Thursday, February 10, 2011

My Test with No Right Answers

At the slightly more than halfway point in the year, I decided to give my students an assessment on skills we would have learned previously this year.  In an AP Stat class, this type of exercise is meant to take the place of the 2 weeks of "review" that most educators wind up with at the end of the year before the AP Exam.

Here's the test: AP Statistics Mid-Year Assessment .  Using this link (and excusing the poor formatting that comes with inserting images into Google docs) they are to create a Google Doc and share it with me that is essentially their stream of consciousness  statistical reasoning.  They were permitted to use the class wiki, their Stat textbook (BVD - Stats: Modeling the World), and any other online resources available to them.  Big thanks to David Wees (@davidwees) for the data, graph, and the article!

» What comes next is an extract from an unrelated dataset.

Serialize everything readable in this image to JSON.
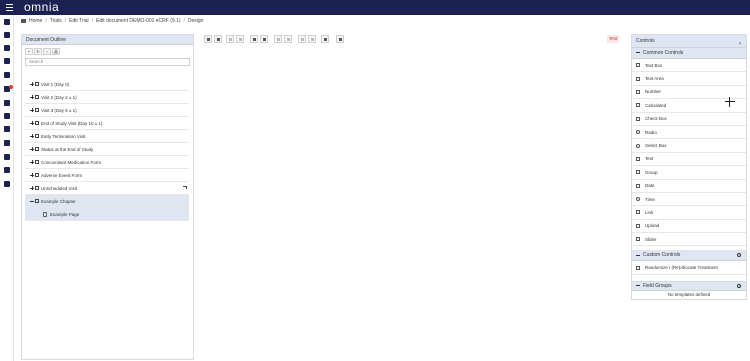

They were not permitted to use each other as a resource, as this was an assessment to see what they know as individuals.  This makes me uncomfortable, since it doesn't necessary follow the cooperative model I've we've built the classroom on.  Next time I give an assessment, I'll allow them to use each other as a resource as well, but the task needs to be uber-authentic.  Suggestions?
I'll share a conversation I had with a student about this, since it made my day.

"Mr. C, can we use each other as a resource?" - Student
"I'd prefer not, since I want to see what you know." - Me
"But in 'real life' we'd be allowed to use each other." - Student
"Arrggghhh, why must you make that argument?" - Me
"Because you taught me to." - Student

First thing a Stat teacher, or anyone familiar with Statistics will notice is that for most of the questions there's not really one "right" answer.  The purpose behind this is to allow kids to think and write what they know, in regard to the skills being assessed.  I'm loving the thought that has gone into each response.  It feels like I've really touched on something here, something that does a little bit better than the strategy of "write everything you know about the topic" for the poor test taker/assessment do-er.

So what resource did kids use the most?  At quick glance, my class wiki comes in first, with the Stat textbook coming in second.  I'm hoping this spurs more content creation on the class wiki, so that it can develop into the ultimate online stat textbook.  Yes, I am still living that dream.


David said...

I like the idea of an assessment where the students have data, and have to decide what it means. Cool.

I've updated the article itself, and it now includes a link to download the data which could be useful.

Dvora said...

This is a great assessment to allow students to really apply their knowledge and ideas and for it to be open to different ideas.

Now to come up with something similar for algebra class. Hmmm... time to start thinking and planning.

Christiansen said...

@David: Thanks for the read and comment! Most importantly, thanks for the inspiration for the linear regression question!

@Dvora: Thanks for reading and commenting. I have been wondering how this type of assessment would look in an Algebra class. I think it's using their Algebra knowledge to arrive at some type of, if only we had some context for that. Also, it's tough to ask a question that doesn't really have a right answer within the context of Algebra.

Anonymous said...

Mr. C. I just requested permission for the document, will you share it with out editing rights so I can make a copy of it for myself?

I am trying to become "that teacher" that is awesome, and your blog is inspiring!

Thank you!